Rehab is about people, not paper

Monday, February 25, 2013

A top priority for the complex rehab industry in the new year and new Congress will be the reintroduction of the legislation “Ensuring Access to Quality Complex Rehabilitation Act,” which strives to create a separate benefit category for complex rehab technology. In last year’s Congress, this legislation garnered 38 co-sponsors, which provides a good foundation for the industry to build additional support and, ultimately, to get it passed into law.

The first task early this year will be to get the legislation reintroduced in the new Congress, so the advocacy efforts can begin in earnest. We all know as providers, clinicians, consumers and manufacturers why a separate benefit is important, but how do we effectively convey that message to our legislators?

As a life-long complex rehab technology user myself, as well as a mobility industry veteran and advocate, I’ve learned that legislation isn’t about papers, but people. It’s not just a bill, sitting on Capitol Hill, as School House Rock coined; rather, it’s a people effort, face-to-face meetings and engaged conversation that help legislators begin to understand why a specific bill isn’t just a bill, but is truly a personal responsibility to pass into legislation. It’s really about making the subject personal in a way that legislators can relate with and are compelled to act upon.

Fortunately, when it comes to complex rehab technology, it’s truly among the easiest of legislative subjects to personalize because it’s about just that, people. The message that we need to convey to policymakers is that complex rehab technology isn’t an abstract, disassociated fiscal matter, but one that affects the quality of life of millions with severe disabilities and, ultimately impacts society. It is precisely that conversation, in real terms, face-to-face—of how protecting access to complex rehab technology serves both the individual and society—that must be communicated by each of us with legislators.

The fact is, policymakers of all sorts—from our elected officials, to their staffs, to the government bureaucrats managing daily operations for the Medicare program—are real people, with little to no disability experience. A wheelchair to many is four wheels and a seat, with no understanding of the vast array of technology and individual needs. I’ve been on Capitol Hill with well-intended industry advocates using terms like “foam-in-place seating” and have seen legislators completely baffled by the lingo, eyes glazed over. Therefore, for starters, in our advocacy roles, we need to have patience with policymakers, recognizing that they don’t know complex rehab technology, and we must start with the basic fundamentals.

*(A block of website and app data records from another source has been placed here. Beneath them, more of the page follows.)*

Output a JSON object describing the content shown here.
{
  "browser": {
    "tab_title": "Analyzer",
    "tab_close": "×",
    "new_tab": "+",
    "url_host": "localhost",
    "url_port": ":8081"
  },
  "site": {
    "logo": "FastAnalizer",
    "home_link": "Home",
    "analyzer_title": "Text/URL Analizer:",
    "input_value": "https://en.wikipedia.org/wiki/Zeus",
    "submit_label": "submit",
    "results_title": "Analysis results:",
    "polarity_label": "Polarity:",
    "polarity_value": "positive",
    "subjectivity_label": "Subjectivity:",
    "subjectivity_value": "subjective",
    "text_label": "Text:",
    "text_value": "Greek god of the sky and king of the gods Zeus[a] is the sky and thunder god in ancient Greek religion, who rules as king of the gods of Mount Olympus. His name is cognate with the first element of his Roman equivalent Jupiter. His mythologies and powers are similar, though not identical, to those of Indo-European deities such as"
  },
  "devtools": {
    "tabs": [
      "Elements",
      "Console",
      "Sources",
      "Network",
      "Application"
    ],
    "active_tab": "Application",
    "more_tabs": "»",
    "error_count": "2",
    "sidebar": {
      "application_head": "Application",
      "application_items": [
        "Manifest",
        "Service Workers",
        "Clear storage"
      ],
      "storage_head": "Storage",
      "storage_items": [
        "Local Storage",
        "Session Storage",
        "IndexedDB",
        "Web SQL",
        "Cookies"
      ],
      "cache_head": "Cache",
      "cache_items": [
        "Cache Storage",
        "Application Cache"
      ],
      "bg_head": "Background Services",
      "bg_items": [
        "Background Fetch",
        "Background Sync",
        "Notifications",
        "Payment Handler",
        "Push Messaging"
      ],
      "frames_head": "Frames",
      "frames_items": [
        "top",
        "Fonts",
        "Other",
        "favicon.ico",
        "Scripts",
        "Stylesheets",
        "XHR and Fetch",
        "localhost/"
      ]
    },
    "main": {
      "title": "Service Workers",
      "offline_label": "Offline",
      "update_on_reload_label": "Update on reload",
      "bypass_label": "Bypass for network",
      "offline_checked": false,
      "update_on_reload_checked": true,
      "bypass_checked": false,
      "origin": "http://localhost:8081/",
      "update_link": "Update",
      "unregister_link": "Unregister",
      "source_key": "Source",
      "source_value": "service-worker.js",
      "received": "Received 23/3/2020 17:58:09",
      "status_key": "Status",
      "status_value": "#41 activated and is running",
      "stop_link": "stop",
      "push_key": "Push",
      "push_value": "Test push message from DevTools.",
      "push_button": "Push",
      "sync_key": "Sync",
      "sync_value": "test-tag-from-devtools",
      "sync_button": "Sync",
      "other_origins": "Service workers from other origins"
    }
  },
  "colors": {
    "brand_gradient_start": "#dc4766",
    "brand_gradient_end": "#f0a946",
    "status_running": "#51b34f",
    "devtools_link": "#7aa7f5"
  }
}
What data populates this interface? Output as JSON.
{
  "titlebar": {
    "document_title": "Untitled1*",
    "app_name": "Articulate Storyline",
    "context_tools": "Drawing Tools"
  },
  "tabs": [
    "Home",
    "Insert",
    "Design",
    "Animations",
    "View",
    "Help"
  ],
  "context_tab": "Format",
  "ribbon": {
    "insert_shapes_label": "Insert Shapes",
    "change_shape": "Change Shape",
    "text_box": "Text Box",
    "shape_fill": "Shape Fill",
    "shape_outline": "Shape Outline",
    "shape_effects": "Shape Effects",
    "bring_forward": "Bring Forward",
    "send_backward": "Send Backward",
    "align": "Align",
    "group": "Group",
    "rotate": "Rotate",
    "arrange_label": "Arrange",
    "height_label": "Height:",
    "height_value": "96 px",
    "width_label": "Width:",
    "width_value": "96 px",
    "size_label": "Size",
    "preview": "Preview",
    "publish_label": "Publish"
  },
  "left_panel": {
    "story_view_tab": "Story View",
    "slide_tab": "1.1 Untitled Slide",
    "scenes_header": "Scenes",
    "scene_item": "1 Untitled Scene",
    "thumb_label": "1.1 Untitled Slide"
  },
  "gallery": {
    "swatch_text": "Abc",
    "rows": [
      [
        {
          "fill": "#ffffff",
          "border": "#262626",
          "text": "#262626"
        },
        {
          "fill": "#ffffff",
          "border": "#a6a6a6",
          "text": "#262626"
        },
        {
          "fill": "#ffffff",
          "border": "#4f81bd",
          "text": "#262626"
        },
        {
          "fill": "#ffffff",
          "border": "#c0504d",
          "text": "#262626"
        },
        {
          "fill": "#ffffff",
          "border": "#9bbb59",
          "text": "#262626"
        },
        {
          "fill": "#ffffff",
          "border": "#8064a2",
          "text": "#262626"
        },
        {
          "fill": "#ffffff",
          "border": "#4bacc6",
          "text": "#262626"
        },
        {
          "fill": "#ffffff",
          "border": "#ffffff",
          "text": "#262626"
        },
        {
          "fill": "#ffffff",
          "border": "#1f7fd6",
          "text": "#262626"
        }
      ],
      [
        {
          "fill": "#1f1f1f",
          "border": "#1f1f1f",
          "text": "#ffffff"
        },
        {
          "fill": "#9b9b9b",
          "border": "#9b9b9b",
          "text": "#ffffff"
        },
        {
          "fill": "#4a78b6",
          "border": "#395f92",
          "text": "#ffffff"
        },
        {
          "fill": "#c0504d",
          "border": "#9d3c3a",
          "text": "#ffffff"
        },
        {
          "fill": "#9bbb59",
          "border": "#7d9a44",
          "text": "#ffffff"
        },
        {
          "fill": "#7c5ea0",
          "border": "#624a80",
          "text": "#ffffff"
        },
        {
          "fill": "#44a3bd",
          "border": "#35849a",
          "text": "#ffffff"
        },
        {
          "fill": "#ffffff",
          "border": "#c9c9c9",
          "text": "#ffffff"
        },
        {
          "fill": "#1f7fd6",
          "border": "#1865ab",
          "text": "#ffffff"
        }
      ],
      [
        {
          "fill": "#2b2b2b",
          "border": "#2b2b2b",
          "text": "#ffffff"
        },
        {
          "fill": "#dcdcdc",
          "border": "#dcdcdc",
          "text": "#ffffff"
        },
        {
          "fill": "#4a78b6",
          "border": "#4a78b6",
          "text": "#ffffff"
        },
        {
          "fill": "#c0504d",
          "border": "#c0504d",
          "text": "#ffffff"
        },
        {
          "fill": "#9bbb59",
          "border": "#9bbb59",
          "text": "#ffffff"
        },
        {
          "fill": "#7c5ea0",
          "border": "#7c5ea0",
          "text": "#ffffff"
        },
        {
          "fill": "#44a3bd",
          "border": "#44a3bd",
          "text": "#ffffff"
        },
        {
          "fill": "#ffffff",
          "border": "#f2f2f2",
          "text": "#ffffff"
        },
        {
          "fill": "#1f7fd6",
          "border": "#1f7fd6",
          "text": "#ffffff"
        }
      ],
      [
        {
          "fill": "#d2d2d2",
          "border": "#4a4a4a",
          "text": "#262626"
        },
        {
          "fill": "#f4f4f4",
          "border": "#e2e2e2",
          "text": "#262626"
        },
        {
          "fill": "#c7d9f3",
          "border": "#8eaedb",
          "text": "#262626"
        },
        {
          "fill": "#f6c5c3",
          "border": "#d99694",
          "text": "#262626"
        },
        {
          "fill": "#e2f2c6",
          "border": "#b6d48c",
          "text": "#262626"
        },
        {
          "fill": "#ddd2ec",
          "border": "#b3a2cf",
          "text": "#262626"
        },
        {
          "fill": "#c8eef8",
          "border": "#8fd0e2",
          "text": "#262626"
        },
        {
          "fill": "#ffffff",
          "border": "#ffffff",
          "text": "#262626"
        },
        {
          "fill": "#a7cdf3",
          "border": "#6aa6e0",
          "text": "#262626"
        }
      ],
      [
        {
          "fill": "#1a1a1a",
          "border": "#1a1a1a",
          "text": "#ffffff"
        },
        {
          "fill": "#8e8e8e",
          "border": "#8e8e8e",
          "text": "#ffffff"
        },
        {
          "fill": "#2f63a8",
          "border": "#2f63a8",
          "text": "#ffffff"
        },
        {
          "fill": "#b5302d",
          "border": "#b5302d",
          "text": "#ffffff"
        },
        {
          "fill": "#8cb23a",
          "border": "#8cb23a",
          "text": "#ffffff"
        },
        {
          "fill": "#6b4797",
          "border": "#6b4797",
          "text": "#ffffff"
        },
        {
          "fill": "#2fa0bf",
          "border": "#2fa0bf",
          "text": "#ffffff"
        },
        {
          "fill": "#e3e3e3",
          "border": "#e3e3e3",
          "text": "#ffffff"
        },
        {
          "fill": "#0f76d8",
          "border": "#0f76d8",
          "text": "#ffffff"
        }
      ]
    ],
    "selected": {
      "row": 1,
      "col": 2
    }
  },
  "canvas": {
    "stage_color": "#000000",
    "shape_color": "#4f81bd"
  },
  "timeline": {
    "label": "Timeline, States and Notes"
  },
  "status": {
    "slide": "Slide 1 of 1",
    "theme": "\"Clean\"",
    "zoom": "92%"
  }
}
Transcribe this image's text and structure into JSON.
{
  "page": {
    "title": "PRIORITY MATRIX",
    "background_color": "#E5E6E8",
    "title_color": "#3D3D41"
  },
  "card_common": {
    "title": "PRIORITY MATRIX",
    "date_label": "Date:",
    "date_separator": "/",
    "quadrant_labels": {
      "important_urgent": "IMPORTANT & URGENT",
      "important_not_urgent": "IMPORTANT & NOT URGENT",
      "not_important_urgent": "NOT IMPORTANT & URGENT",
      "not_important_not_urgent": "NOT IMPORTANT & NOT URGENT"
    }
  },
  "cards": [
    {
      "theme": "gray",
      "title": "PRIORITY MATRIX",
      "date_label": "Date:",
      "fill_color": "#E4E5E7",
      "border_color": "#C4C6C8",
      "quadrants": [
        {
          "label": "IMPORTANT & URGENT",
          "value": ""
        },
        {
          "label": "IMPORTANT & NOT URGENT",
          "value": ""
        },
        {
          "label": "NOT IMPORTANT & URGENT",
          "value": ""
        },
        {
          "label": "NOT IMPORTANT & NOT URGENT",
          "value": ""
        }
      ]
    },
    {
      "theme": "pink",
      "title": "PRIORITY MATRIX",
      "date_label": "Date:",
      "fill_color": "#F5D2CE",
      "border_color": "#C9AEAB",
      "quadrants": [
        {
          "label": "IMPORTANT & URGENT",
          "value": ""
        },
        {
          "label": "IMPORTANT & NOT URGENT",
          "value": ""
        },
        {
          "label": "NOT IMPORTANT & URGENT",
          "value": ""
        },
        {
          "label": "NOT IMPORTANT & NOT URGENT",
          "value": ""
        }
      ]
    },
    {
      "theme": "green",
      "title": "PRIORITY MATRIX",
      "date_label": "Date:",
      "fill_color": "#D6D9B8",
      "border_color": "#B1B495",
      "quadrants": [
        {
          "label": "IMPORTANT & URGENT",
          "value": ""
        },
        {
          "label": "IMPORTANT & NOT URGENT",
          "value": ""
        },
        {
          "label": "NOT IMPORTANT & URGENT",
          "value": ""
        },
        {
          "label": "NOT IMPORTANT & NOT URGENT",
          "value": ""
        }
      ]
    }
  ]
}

The fundamentals go back to people. We must educate legislators about precisely who uses complex rehab technology. I know that sounds obvious, but too often in our meetings, we jump right to technology, forgetting that legislators may not be aware of those with disabilities overall. A first-person account is truly priceless, where, for example, policymakers can see my cerebral palsy in-person, and it’s unmistakable where the physicality comes in. However, every industry advocate should have a compelling story to share about someone with a disability. It’s so vital to put a real face on the subject.

Next, legislators need to know not just what complex rehab technology is, but what it allows. The medical need may be evident; yet, quality-of-life is just as compelling. Explaining to legislators how complex rehab technology allows one with a severe disability to pursue education, career, family and community is a powerful tool. “Imagine if you awoke this morning, and you didn’t have the ability to leave your home. Imagine if you didn’t have the mobility needed to get to college, to get to work, to attend your child’s soccer games or school plays—where would your quality of life land?” These are the realities that must be shared. Legislators must feel the effect the legislation at hand has on real people, in a very empathetic context.

Lastly, let us never forget to end by explaining the ultimate result; complex rehab technology takes individuals from being on the system, to saving the government money, to actually increasing tax revenue. Provide those in need with the right seating technologies and it’s estimated to save $11 billion annually in health care. Even more, provide someone with the right mobility technology to achieve a bachelor’s degree, and he or she statistically goes from government beneficiary to mainstream employment—that is, a taxpayer. Yes, these are astounding fiscal outcomes, but they’re also even more meaningful quality-of-life outcomes.

Mark E. Smith is the consumer research and market outreach manager for Pride Mobility Products Corporation, and founding editor of Mark can be reached at